# Assigned task
In the listing below, find each line holding "Оставшаяся" and copy it.

# Given records
*****

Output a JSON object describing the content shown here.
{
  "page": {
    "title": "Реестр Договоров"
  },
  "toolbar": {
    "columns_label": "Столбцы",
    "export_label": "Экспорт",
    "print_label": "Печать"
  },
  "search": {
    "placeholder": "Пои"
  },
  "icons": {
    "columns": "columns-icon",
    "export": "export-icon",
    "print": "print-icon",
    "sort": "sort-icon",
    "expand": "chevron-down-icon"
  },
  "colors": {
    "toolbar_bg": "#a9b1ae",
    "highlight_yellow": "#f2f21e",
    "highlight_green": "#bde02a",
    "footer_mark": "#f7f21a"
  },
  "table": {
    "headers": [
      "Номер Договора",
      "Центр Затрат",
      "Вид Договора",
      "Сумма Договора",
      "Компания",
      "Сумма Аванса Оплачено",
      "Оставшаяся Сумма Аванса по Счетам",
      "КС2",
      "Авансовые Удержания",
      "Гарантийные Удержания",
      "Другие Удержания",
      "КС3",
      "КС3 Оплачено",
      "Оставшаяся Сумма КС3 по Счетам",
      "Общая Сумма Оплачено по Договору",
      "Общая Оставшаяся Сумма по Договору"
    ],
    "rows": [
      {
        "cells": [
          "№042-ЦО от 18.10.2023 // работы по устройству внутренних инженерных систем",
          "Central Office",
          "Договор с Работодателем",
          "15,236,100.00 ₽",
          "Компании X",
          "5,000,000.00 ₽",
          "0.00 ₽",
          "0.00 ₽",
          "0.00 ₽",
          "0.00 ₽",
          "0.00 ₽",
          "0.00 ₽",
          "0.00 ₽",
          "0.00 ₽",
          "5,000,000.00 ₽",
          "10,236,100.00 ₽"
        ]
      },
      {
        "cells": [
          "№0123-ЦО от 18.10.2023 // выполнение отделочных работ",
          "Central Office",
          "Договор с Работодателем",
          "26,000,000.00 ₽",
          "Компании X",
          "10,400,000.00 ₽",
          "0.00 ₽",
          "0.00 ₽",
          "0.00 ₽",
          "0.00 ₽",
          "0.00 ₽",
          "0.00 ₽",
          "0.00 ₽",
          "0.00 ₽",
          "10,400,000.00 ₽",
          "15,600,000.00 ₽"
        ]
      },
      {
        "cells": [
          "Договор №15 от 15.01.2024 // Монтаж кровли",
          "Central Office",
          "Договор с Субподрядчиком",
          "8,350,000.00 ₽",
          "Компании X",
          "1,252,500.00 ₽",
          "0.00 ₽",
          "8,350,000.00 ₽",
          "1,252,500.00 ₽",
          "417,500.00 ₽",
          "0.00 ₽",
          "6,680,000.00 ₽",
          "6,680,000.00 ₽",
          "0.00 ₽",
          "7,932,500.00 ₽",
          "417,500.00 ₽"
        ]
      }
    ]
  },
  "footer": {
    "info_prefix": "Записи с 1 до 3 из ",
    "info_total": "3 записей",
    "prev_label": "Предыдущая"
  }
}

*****

# Solution to the exercise
      "Оставшаяся Сумма Аванса по Счетам",
      "Оставшаяся Сумма КС3 по Счетам",
      "Общая Оставшаяся Сумма по Договору"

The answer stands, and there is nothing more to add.